┌──
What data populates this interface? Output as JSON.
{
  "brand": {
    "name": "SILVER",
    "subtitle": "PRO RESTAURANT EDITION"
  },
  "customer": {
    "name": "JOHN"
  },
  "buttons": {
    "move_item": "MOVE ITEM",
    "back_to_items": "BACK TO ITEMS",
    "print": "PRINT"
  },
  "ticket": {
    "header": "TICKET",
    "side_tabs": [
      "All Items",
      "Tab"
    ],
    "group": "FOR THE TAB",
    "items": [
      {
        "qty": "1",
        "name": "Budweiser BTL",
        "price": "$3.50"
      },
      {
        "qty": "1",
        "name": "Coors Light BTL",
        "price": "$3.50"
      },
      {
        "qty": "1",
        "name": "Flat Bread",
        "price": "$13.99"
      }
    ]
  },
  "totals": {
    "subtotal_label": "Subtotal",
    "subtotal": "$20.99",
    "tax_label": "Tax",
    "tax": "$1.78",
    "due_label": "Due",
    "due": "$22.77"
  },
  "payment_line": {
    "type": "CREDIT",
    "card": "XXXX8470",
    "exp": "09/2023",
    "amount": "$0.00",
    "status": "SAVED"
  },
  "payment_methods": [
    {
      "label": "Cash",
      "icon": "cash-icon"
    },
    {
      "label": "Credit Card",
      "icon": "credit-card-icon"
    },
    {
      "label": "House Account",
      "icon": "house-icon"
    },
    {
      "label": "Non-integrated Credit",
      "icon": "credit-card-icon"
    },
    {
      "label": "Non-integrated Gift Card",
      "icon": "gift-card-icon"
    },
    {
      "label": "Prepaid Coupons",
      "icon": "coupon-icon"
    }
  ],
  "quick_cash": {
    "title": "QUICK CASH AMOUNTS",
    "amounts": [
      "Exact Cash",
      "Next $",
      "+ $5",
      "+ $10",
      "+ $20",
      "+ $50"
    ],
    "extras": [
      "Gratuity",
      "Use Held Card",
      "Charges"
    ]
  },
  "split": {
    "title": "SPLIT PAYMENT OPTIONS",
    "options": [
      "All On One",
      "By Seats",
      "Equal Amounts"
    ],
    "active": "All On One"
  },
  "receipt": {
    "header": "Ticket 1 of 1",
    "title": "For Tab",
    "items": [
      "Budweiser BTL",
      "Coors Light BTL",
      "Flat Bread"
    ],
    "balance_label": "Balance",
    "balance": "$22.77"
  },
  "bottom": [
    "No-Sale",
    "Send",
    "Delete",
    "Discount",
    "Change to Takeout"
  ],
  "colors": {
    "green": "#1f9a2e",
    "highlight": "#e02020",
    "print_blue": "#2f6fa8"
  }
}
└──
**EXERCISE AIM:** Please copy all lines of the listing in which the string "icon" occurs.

**RESULT OF THIS EXERCISE:**
      "icon": "cash-icon"
      "icon": "credit-card-icon"
      "icon": "house-icon"
      "icon": "credit-card-icon"
      "icon": "gift-card-icon"
      "icon": "coupon-icon"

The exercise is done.